Support for regulatory compliance is another common feature in security analytics tools, as it is important to be able to demonstrate that proper security controls are in place, functioning and -- most importantly -- being used to mitigate the risk of breaches.
Deploying analytics and analysis tools
Security analytics tools are deployed as software, virtual appliances or hardware appliances.
A dedicated hardware appliance is an appropriate choice for high-traffic networks. Vendors can tailor the hardware and software configuration to the demands of security analytics. These include the need to process large volumes of network traffic -- steadily receiving high volumes of log data -- and to apply computationally intensive analytic methods to that data.
Software and virtual appliances are options when security analytics tools are installed and deployed on existing company hardware that is sufficiently powerful enough to keep pace with the load. These options are well-suited to cases where organizations have the available server capacity to host a security analysis system, and are reasonably confident that they have the computational power in place to scale the deployment to meet any potential increases in load.
Evaluation and costs
When evaluating security analytics tools, it is important to consider not just their analytic capabilities, but scalability and availability as well.

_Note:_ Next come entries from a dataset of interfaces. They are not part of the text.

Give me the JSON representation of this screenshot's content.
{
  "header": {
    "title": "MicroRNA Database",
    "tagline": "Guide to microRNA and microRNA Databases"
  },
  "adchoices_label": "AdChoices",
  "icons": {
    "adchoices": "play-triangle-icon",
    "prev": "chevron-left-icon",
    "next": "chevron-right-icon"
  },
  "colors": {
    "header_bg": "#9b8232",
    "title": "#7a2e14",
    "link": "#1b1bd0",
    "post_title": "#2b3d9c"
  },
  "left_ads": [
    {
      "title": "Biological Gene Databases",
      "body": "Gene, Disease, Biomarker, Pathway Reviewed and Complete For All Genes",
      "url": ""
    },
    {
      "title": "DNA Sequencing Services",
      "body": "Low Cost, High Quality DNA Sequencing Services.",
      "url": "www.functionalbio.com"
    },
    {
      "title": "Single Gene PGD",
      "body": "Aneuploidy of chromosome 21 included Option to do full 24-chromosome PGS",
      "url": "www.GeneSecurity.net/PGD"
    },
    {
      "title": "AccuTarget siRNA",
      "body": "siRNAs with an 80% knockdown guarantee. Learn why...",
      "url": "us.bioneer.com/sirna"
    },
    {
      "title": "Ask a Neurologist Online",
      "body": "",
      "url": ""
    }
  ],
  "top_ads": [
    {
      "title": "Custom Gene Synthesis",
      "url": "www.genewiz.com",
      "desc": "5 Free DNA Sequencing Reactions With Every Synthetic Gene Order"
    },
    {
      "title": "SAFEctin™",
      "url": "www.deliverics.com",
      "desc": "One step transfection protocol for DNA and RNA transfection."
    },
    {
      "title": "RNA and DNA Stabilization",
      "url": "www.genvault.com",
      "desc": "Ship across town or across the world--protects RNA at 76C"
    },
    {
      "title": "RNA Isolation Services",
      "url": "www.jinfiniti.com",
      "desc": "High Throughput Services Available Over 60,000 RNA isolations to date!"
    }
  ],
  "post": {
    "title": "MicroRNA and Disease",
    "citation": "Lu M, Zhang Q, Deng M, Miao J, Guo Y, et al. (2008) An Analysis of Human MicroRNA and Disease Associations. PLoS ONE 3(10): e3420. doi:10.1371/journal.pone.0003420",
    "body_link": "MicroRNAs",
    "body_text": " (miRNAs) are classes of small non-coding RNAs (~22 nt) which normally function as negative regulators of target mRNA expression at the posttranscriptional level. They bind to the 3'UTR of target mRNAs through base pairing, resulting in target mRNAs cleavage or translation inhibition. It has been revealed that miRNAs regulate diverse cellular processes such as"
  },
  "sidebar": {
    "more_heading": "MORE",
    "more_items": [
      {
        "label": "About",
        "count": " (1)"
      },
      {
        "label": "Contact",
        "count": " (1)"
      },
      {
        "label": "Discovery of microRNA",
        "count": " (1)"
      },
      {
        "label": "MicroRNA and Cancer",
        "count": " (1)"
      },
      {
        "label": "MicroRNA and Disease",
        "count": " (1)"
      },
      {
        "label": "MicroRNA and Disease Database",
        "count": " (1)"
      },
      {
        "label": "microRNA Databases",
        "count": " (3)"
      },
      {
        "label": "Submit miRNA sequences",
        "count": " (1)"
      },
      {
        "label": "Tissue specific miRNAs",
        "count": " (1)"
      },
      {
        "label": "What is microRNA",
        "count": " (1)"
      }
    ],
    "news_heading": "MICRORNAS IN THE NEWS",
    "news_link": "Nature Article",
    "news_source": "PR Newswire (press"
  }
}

Companies must anticipate the need to scale these implementations as traffic increases. Also, consider the need for high availability. If the security analytics platform is down for even a short time, informative events in an attack may be missed.
Cost is also a factor. Hard costs will include software licensing, hardware and training. Security analytics tools collect and preprocess data, but human judgment is still required to interpret the data.
It would also be prudent to take advantage of training from vendors to get the most out of a security analysis tool and to learn best practices from more experienced practitioners. A few crucial tips on how to efficiently filter data or create an insightful visualization could be well worth the time spent in training.
Be sure to anticipate harder-to-quantify costs, such as learning how to perform forensic analysis with the new tools and configuring the tools to collect data from existing security applications.
The need for security analytics tools is growing
Security analytics tools are becoming important as automated security measures such as antimalware and vulnerability scanning are becoming increasingly challenged by emerging threats. These applications complement, they do not replace, existing security controls, however.
The purpose of security analytics is to detect attacks as fast as possible, enable IT professionals to block or stop an attack and provide detailed information to reconstruct an attack. They do this by collecting, correlating and analyzing a wide range of data. These tools also provide analysis environments for forensic evaluations and attack reconstructions. That way companies can study the methods used and vulnerabilities exploited to breach their systems and address weaknesses. Support for regulatory compliance is another common feature.
Stay tuned for the next article in this series, which will examine the most common deployment scenarios and the types of companies that would benefit the most (and least) from the technology. It will also outline how IT departments can make the business case for implementing advanced security analytics to executive management.
Arbor Networks predicts security analytics tools will be mainstream by 2016